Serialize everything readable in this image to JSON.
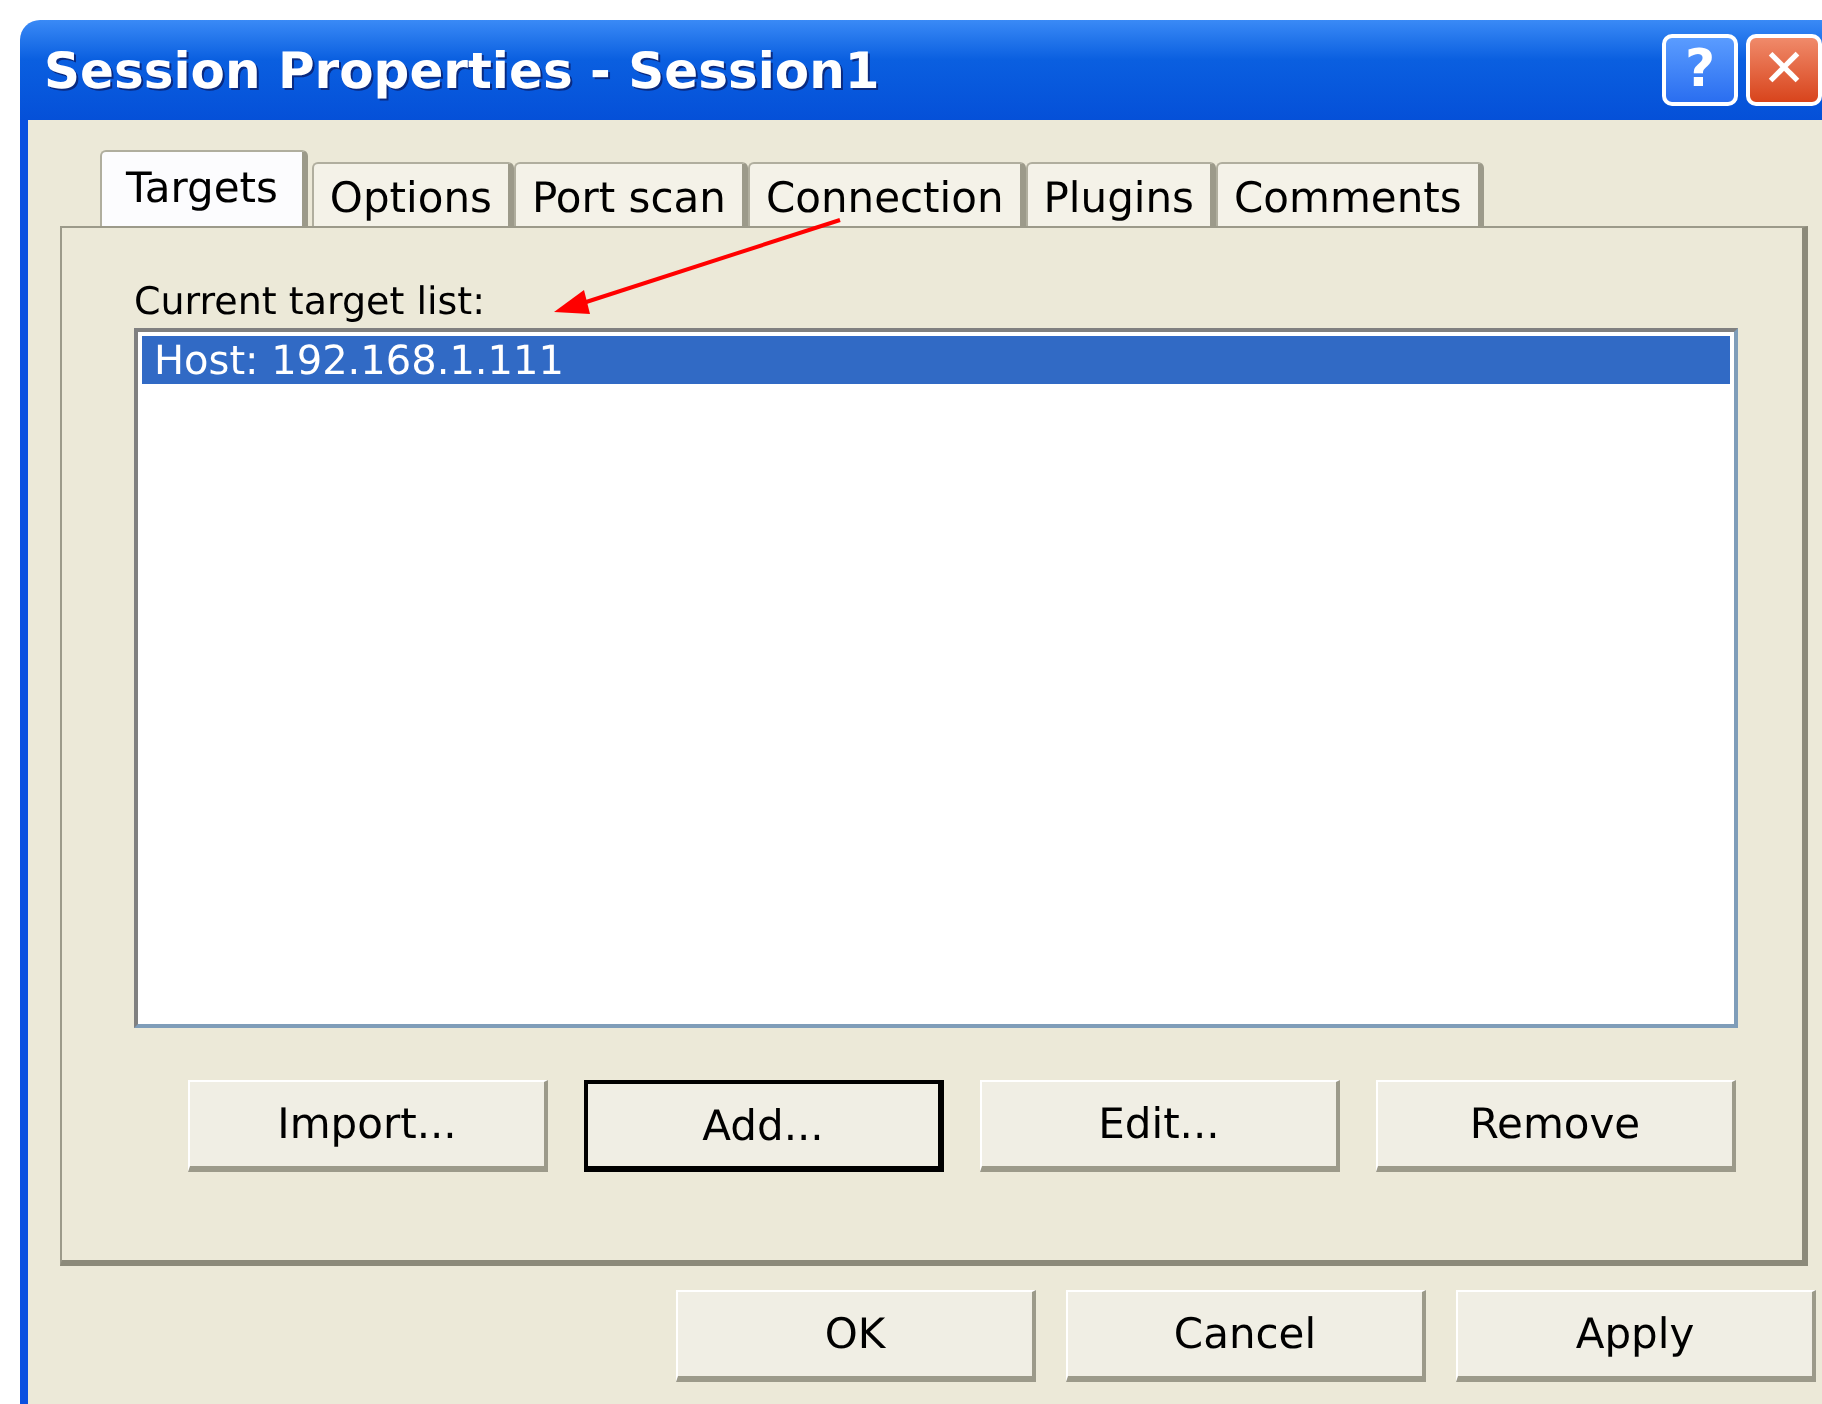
{
  "window": {
    "title": "Session Properties - Session1",
    "help_button": "?",
    "close_button": "✕"
  },
  "tabs": [
    {
      "label": "Targets",
      "selected": true
    },
    {
      "label": "Options",
      "selected": false
    },
    {
      "label": "Port scan",
      "selected": false
    },
    {
      "label": "Connection",
      "selected": false
    },
    {
      "label": "Plugins",
      "selected": false
    },
    {
      "label": "Comments",
      "selected": false
    }
  ],
  "target_list": {
    "label": "Current target list:",
    "items": [
      {
        "text": "Host: 192.168.1.111",
        "selected": true
      }
    ]
  },
  "list_buttons": [
    {
      "label": "Import...",
      "default": false
    },
    {
      "label": "Add...",
      "default": true
    },
    {
      "label": "Edit...",
      "default": false
    },
    {
      "label": "Remove",
      "default": false
    }
  ],
  "dialog_buttons": [
    {
      "label": "OK",
      "default": false
    },
    {
      "label": "Cancel",
      "default": false
    },
    {
      "label": "Apply",
      "default": false
    }
  ]
}
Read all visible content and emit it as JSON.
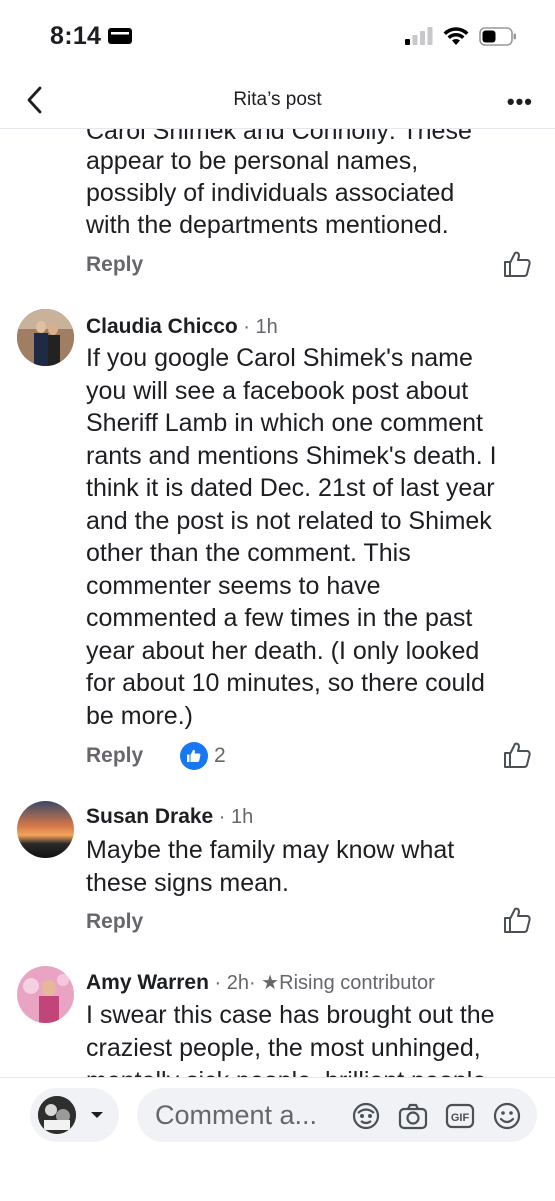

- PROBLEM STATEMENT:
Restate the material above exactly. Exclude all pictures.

- TASK ANSWER:
Serialize everything readable in this image to JSON.
{
  "window": {
    "title": "Session Properties - Session1",
    "help_button": "?",
    "close_button": "✕"
  },
  "tabs": [
    {
      "label": "Targets",
      "selected": true
    },
    {
      "label": "Options",
      "selected": false
    },
    {
      "label": "Port scan",
      "selected": false
    },
    {
      "label": "Connection",
      "selected": false
    },
    {
      "label": "Plugins",
      "selected": false
    },
    {
      "label": "Comments",
      "selected": false
    }
  ],
  "target_list": {
    "label": "Current target list:",
    "items": [
      {
        "text": "Host: 192.168.1.111",
        "selected": true
      }
    ]
  },
  "list_buttons": [
    {
      "label": "Import...",
      "default": false
    },
    {
      "label": "Add...",
      "default": true
    },
    {
      "label": "Edit...",
      "default": false
    },
    {
      "label": "Remove",
      "default": false
    }
  ],
  "dialog_buttons": [
    {
      "label": "OK",
      "default": false
    },
    {
      "label": "Cancel",
      "default": false
    },
    {
      "label": "Apply",
      "default": false
    }
  ]
}
Read all visible content and emit it as JSON.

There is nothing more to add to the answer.